START Input material

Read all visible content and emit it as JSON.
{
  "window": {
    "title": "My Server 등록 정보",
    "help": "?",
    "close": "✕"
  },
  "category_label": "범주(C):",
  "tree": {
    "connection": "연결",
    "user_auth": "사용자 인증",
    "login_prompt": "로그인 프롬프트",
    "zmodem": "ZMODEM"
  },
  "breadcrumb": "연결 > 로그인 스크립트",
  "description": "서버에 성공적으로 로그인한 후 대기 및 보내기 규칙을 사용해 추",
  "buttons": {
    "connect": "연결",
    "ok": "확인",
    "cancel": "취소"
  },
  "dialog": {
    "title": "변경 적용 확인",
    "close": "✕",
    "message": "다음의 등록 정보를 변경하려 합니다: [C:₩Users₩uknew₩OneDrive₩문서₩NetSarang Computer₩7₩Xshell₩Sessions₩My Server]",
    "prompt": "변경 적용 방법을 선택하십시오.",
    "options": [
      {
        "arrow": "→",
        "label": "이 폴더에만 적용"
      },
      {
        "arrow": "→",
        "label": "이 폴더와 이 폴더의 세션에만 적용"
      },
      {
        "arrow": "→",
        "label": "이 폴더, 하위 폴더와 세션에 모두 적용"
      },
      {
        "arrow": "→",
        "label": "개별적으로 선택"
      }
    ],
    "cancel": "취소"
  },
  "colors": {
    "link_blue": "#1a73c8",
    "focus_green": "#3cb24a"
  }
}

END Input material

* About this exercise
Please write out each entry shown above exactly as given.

* Answer for the task
Read all visible content and emit it as JSON.
{
  "window": {
    "title": "My Server 등록 정보",
    "help": "?",
    "close": "✕"
  },
  "category_label": "범주(C):",
  "tree": {
    "connection": "연결",
    "user_auth": "사용자 인증",
    "login_prompt": "로그인 프롬프트",
    "zmodem": "ZMODEM"
  },
  "breadcrumb": "연결 > 로그인 스크립트",
  "description": "서버에 성공적으로 로그인한 후 대기 및 보내기 규칙을 사용해 추",
  "buttons": {
    "connect": "연결",
    "ok": "확인",
    "cancel": "취소"
  },
  "dialog": {
    "title": "변경 적용 확인",
    "close": "✕",
    "message": "다음의 등록 정보를 변경하려 합니다: [C:₩Users₩uknew₩OneDrive₩문서₩NetSarang Computer₩7₩Xshell₩Sessions₩My Server]",
    "prompt": "변경 적용 방법을 선택하십시오.",
    "options": [
      {
        "arrow": "→",
        "label": "이 폴더에만 적용"
      },
      {
        "arrow": "→",
        "label": "이 폴더와 이 폴더의 세션에만 적용"
      },
      {
        "arrow": "→",
        "label": "이 폴더, 하위 폴더와 세션에 모두 적용"
      },
      {
        "arrow": "→",
        "label": "개별적으로 선택"
      }
    ],
    "cancel": "취소"
  },
  "colors": {
    "link_blue": "#1a73c8",
    "focus_green": "#3cb24a"
  }
}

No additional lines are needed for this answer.